**STUDY MATERIAL:**
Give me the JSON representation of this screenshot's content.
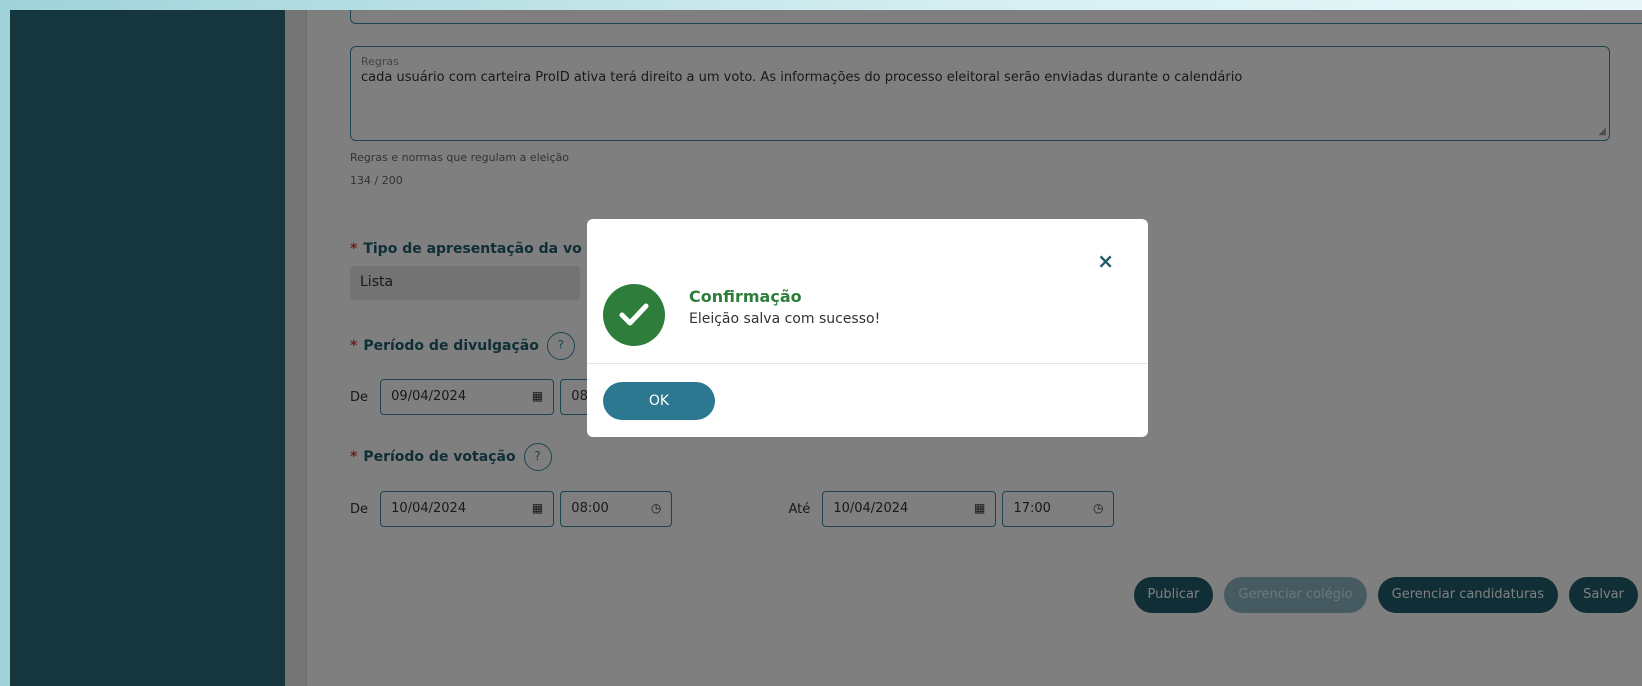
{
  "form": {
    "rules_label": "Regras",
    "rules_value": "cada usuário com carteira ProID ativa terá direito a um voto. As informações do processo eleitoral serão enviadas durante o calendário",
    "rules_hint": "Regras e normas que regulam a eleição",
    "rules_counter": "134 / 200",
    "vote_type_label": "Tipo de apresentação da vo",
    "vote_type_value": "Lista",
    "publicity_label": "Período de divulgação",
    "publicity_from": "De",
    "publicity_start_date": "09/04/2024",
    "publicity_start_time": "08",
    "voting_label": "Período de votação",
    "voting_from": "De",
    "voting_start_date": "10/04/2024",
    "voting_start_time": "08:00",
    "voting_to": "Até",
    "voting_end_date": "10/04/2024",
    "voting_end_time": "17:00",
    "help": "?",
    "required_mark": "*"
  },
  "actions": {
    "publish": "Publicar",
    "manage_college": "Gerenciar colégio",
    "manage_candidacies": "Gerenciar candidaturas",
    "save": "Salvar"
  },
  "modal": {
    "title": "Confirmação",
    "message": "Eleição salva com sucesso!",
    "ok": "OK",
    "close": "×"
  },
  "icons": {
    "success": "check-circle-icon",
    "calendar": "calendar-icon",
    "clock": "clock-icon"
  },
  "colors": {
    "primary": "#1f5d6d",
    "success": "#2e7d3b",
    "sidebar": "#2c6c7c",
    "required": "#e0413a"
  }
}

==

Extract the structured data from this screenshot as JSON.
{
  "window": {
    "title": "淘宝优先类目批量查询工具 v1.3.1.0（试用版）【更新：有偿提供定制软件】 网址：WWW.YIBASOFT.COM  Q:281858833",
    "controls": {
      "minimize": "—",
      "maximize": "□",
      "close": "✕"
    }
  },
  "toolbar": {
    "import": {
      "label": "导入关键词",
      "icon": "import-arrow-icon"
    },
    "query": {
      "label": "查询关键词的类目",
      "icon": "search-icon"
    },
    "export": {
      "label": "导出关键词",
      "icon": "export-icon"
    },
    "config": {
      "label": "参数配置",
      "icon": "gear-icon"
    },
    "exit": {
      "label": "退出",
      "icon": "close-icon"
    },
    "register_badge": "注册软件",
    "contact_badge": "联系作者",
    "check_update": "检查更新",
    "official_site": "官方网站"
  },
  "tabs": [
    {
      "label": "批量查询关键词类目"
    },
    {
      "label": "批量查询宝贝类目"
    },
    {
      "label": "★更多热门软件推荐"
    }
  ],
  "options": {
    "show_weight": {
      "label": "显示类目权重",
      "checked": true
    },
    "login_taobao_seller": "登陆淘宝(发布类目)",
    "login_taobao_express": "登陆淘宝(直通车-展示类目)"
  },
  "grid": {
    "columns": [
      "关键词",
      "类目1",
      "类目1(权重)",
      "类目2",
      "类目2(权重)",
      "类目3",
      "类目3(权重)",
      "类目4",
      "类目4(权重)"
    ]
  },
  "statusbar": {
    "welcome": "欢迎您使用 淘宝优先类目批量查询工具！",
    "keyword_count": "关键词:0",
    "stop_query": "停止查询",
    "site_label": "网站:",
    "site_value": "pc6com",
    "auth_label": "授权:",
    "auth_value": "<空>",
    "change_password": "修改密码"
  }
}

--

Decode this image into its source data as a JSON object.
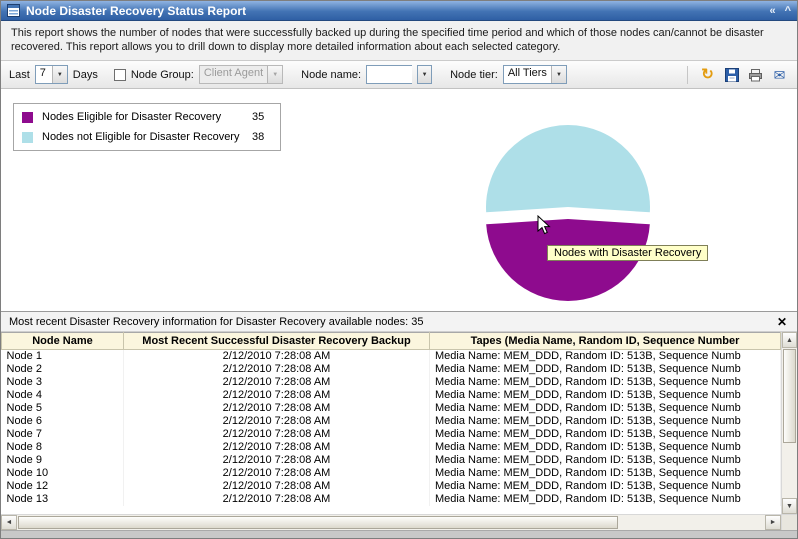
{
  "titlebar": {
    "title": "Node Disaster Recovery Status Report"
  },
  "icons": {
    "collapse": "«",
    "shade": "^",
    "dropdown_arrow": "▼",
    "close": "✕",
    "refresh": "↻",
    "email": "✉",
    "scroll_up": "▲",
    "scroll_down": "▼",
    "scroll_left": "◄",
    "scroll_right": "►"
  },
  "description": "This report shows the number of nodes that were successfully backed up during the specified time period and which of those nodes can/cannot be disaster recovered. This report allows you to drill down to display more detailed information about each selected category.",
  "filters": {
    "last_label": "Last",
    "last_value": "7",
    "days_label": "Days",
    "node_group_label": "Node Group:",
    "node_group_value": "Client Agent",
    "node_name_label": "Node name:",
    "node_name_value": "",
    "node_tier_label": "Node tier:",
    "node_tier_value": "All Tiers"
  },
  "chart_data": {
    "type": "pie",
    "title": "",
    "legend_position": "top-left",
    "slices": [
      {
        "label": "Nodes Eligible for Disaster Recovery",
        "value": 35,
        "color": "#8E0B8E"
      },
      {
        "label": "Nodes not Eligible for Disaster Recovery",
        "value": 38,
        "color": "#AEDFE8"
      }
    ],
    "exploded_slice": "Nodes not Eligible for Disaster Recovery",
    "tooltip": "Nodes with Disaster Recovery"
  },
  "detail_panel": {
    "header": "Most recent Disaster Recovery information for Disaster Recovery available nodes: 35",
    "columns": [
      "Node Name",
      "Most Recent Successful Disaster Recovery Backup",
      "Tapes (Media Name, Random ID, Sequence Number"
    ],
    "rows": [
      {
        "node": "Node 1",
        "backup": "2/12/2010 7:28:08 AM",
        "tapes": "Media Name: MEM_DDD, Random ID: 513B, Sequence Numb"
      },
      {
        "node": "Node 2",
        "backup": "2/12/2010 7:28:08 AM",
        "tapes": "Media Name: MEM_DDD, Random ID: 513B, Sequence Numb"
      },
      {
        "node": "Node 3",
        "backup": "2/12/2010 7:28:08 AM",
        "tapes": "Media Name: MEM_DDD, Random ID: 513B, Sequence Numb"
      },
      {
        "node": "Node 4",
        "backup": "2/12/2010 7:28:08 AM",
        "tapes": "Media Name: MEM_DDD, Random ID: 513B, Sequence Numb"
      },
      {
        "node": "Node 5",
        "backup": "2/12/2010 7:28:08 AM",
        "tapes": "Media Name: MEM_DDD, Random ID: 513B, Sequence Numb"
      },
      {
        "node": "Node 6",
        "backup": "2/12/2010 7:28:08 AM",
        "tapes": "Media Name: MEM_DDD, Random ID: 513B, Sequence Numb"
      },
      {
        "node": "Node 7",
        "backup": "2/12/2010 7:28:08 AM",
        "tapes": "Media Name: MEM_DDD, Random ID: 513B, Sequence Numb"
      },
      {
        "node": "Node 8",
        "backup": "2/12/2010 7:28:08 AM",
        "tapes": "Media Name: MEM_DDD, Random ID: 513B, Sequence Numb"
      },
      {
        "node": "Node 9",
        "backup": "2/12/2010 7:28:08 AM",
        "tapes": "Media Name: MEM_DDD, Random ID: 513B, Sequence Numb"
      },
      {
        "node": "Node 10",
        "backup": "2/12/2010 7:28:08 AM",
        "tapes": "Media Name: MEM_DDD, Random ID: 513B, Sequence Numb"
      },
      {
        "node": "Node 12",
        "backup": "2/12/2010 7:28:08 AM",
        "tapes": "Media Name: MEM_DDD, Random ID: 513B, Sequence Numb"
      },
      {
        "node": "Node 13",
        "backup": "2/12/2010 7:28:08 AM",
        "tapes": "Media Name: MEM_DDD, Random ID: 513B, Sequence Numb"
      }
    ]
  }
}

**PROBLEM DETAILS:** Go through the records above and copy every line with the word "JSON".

**EXERCISE RESULT:**
Give me the JSON representation of this screenshot's content.
Extract the structured data from this screenshot as JSON.
Decode this image into its source data as a JSON object.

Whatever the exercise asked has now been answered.